- **What the task asks**: Below are some records. Copy every line in them that holds "chevron".

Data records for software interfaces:
=== Begin Enclosure ===
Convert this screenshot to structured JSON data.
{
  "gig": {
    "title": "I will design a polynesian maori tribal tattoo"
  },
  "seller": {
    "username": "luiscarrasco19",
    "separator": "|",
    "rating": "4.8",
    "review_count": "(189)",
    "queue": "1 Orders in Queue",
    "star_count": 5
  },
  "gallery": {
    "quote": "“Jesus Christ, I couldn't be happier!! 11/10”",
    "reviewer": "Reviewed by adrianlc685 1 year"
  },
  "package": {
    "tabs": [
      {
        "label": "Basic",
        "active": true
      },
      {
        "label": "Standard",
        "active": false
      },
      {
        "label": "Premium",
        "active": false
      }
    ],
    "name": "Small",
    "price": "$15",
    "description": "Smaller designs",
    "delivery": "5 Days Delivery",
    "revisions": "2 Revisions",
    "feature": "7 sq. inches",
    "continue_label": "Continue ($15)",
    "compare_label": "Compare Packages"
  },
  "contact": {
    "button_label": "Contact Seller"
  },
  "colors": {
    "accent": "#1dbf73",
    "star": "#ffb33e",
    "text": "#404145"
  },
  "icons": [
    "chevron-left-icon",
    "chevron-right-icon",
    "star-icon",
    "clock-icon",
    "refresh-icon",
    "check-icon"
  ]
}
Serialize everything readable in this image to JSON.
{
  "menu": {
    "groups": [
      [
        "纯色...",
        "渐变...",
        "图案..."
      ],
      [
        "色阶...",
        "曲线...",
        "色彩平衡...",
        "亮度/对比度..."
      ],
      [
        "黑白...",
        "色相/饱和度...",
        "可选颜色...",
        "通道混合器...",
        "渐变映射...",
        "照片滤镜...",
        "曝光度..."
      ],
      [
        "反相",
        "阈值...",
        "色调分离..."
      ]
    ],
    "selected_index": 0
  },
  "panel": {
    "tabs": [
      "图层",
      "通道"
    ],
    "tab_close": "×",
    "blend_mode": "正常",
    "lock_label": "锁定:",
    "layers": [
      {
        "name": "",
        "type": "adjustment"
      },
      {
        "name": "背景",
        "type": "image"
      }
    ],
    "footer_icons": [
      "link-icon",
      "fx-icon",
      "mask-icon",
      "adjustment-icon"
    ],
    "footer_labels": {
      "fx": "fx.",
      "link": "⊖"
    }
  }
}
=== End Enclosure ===
- **Response**:
    "chevron-left-icon",
    "chevron-right-icon",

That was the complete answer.